My DH has a trait of not liking to admit he's wrong. I have a trait of always admitting I'm wrong, even before people have noticed or when it's not important because I hate being wrong so like to turn things around quickly. That used to be combined with me not liking to to upset the apple cart.

As I've got older I've moved past that and have no issues of asking him to explain his (wrong) stance so he ties himself up in knots and then asking him if he still thinks that way. I don't do it gloatingly, just with an interested air of liking to know.

That might well sound awful but there was no way I could live with anyone who has no humility or understanding.

Interestingly he's good at his job because those traits are assets in his line of work and I would be rubbish at his job because I'm not like that. When we went to his xmas do 4 different people asked me how I could live with him! Little do they realise that he's not the same person at home as he is at work although could be if left unchecked smile

firesidechat Fri 25-Mar-16 10:37:54

If he has never said a straightforward "I'm sorry" and all his apologies are as you describe then I do think it's a problem. It implies that he never thinks he's wrong and that can't be right. No one is right 100% of the time.

Yes it would be a problem for me, but both me and my husband are pretty good at saying I'm sorry and not feeling demeaned. Saying sorry isn't a sign of weakness, although many seem to see it that way. I suspect your partner is one of them.

RiceCrispieTreats Fri 25-Mar-16 12:10:06

"I'm sorry you feel like that" is shitty because it puts the onus on you for having feelings.

"I'm sorry if that's how I came across; it wasn't my intention" is fine, because he's acknowledging his own action.

But I agree with fireside: someone who systematically can't accept being in the wrong is bad news.

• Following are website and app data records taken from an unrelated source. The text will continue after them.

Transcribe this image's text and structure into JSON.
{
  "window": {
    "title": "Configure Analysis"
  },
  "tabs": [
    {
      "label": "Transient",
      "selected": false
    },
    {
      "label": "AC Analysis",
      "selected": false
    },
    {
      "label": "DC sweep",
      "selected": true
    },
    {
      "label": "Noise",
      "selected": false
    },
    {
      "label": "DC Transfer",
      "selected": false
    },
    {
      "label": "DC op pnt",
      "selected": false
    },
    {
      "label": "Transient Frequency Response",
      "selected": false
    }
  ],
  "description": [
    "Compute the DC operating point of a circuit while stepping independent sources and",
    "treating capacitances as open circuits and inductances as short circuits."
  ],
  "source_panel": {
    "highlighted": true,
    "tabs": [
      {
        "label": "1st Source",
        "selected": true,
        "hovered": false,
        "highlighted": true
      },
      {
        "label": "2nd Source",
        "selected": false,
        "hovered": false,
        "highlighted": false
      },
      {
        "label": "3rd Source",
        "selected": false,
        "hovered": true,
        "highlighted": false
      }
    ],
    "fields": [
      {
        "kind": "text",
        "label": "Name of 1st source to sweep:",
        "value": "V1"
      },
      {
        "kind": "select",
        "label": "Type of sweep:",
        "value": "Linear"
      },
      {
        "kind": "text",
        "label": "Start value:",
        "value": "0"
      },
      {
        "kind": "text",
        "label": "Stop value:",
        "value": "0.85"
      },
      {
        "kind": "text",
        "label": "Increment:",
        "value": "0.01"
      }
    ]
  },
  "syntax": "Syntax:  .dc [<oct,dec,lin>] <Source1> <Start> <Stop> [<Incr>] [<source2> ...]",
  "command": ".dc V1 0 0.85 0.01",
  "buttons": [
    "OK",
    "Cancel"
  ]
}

They don't make for very good partners since there always has to be someone else to cast the blame on (you).

something2say Fri 25-Mar-16 12:18:31

I agree with the prevailing winds. What he is doing is not apologising really. Never wrong, you are wrong for feeling the way you do. It's a problem.

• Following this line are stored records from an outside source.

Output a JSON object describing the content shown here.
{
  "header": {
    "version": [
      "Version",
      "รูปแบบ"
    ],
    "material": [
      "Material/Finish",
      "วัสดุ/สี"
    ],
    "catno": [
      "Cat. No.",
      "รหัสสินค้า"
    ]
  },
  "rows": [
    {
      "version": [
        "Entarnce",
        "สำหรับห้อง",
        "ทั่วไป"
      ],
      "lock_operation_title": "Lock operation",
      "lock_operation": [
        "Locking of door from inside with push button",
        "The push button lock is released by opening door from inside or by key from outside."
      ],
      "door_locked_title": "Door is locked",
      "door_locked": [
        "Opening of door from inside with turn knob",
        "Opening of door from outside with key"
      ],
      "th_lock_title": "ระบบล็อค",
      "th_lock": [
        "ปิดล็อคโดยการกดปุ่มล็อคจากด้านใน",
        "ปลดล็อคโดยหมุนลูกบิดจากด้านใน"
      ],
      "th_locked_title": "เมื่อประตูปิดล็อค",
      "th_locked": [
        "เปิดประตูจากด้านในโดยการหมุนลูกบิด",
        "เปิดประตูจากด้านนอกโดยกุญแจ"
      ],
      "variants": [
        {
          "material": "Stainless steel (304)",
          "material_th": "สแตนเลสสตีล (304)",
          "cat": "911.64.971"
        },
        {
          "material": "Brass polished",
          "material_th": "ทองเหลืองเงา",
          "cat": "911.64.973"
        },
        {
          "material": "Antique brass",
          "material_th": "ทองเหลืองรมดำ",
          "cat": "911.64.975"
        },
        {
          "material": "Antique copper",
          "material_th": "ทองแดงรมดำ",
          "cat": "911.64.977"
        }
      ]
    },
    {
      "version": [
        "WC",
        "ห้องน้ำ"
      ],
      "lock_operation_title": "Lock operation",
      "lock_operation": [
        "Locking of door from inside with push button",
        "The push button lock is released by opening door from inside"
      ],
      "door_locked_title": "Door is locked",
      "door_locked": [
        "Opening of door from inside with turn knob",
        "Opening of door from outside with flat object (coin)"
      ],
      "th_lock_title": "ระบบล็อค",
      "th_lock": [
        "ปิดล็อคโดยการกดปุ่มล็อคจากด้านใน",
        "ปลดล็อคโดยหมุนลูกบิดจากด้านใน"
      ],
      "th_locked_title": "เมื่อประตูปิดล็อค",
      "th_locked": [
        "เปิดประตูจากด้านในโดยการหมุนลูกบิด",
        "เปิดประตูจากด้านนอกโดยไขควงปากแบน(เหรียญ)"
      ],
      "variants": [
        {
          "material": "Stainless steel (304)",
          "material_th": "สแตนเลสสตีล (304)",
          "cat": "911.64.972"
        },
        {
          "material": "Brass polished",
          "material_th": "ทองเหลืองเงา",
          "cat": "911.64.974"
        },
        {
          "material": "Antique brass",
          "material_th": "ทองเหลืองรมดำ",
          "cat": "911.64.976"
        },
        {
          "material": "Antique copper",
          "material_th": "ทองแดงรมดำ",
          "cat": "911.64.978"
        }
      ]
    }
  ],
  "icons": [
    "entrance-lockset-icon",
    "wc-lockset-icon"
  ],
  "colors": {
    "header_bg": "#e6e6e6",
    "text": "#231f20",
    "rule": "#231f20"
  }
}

hawleybits Fri 25-Mar-16 21:36:16

Mixed opinions then?

I definitely find it very frustrating but he's not argumentative or stroppy. It's just if we fall out - I'm usually made to feel I've misunderstood the situation, when actually, I'm fairly astute.

Slowdecrease Thu 07-Apr-16 09:40:50

All fall outs are basically misunderstandings though aren't they...differences of opinion etc. Unless I've genuinely really fucked up and solely done the wrong thing I will generally say "I'm sorry this made you feel bad" or something similiar. It's too easy to get into the habit for apologising profusely for every relationship glitch at which point I think it makes the other person become more sensitive and accusatory. This way I believe keeps it on an even and fair keel.

Join the discussion

Join the discussion

Registering is free, easy, and means you can join in the discussion, get discounts, win prizes and lots more.

Register now